Copy the contents of /var/stackato/data/cloud_controller_ng/tmp/staged_droplet_uploads.old into the new shared data directory:
$ cp -r /var/stackato/data/cloud_controller_ng/tmp/staged_droplet_uploads.old/* \ /var/stackato/data/cloud_controller_ng/tmp/staged_droplet_uploads/
On the Core node, start the controller process:
$ kato start controller
Run the following command on the additional Controller nodes to enable only the controller process:
$ kato node attach -e controller *CORE_IP*
Though the router role must be enabled on the Core node, it is not require for the additional Controller nodes.
|||(1, 2) |
The type of filesystem, storage server, and network mount method are left to the discretion of the administrator. When using sshfs (recommended) be sure to set the following options:
For large scale deployments requiring multiple Router nodes, a load balancer must be configured to distribute connections between the Routers.
Load balancers can be set up to either terminate SSL connections or pass them through to the routers. The Stackato router settings will be different in either case.
If the load balancer terminates SSL:
If the load balancer does not terminate SSL:
Though most users will prefer to use a hardware load balancer or elastic load balancing service provided by the cloud hosting provider, a Stackato VM can be configured to take on this role.
The kato node setup load_balancer command retrieves IP addresses of every router in the cluster and configures an nginx process to distribute load (via round-robin) among a pool of Routers and handle SSL termination.

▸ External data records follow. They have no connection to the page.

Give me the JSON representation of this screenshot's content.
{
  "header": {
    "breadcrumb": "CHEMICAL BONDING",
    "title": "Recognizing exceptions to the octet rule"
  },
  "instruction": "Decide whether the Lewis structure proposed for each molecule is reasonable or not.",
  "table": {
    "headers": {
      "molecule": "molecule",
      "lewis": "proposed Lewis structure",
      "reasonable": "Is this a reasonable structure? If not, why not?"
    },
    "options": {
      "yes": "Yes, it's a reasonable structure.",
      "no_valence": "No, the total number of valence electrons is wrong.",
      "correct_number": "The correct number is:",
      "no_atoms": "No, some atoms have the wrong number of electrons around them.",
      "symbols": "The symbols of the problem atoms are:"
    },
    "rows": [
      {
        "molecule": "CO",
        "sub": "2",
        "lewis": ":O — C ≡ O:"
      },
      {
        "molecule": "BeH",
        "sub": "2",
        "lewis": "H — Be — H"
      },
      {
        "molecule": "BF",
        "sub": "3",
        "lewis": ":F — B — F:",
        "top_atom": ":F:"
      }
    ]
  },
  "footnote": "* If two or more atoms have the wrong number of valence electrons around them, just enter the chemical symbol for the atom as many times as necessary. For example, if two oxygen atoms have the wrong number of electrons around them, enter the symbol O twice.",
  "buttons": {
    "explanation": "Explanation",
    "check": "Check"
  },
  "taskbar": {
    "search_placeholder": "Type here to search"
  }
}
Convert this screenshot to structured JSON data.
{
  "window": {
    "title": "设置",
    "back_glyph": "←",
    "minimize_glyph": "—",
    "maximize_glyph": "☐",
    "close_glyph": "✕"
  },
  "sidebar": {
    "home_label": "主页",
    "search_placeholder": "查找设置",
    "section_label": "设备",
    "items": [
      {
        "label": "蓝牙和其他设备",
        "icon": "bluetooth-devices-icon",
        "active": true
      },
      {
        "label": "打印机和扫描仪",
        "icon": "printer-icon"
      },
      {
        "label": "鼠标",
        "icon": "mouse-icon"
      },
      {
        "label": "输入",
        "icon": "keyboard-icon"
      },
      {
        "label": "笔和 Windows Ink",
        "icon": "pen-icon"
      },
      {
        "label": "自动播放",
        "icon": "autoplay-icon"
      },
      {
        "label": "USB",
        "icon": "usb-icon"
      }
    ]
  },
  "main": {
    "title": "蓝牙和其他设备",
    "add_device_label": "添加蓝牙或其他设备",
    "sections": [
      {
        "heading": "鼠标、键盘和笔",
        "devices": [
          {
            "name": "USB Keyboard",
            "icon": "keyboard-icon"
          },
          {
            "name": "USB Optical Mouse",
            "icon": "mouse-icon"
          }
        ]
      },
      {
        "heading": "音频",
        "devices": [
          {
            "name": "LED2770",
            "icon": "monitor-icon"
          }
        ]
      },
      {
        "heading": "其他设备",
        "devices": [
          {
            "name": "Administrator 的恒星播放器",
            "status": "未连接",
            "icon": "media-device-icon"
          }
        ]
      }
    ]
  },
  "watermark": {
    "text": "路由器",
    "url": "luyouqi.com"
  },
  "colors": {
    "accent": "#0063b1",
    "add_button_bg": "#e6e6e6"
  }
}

For example, to setup a cluster with a Stackato Load Balancer and multiple Routers:
The Load Balancer is the primary point of entry to the cluster. It must have a public-facing IP address and take on the primary hostname for the system as configured in DNS. Run the following on Load Balancer node:
$ kato node rename hostname.example.com
The Core node will need to temporarily take on the API endpoint hostname of the Stackato system (i.e. the same name as the Load Balancer above). Run the following on the Core node:
$ kato node rename hostname.example.com
If it is not already configured as the Core node, do so now:
$ kato node setup core api.hostname.example.com
The kato node rename command above is being used to set internal Stackato parameters, but all hosts on a network should ultimately have unique hostnames. After setup, rename the Core node manually by editing /etc/hostname and /etc/hosts, then sudo service hostname restart.
As with the Core node, you will need to run kato node rename on each router with the same API endpoint hostname. Run the following on each Router:
$ kato node rename hostname.example.com
Then enable the 'router' role and attach the node to the cluster:
$ kato node attach -e router MBUS_IP
As above, rename each host manually after configuration to give them unique hostnames. The MBUS_IP is the network interface of the Core node (usually eth0).
A Stackato node configured as a Load Balancer cannot have any other roles enabled.
Attach the Stackato VM to the Core node:
$ kato node attach MBUS_IP
To set up the node as a Load Balancer automatically:
$ kato node setup load_balancer --force
This command fetches the IP addresses of all configured routers in the cluster.
To set up the Load Balancer manually, specify the IP addresses of the Router nodes. For example:
$ kato node setup load_balancer 10.5.31.140 10.5.31.145
The Stackato load balancer terminates SSL connections. SSL certificates must be set up and maintained on this node, and the backend router nodes in order for application SSO and AOK to work correctly.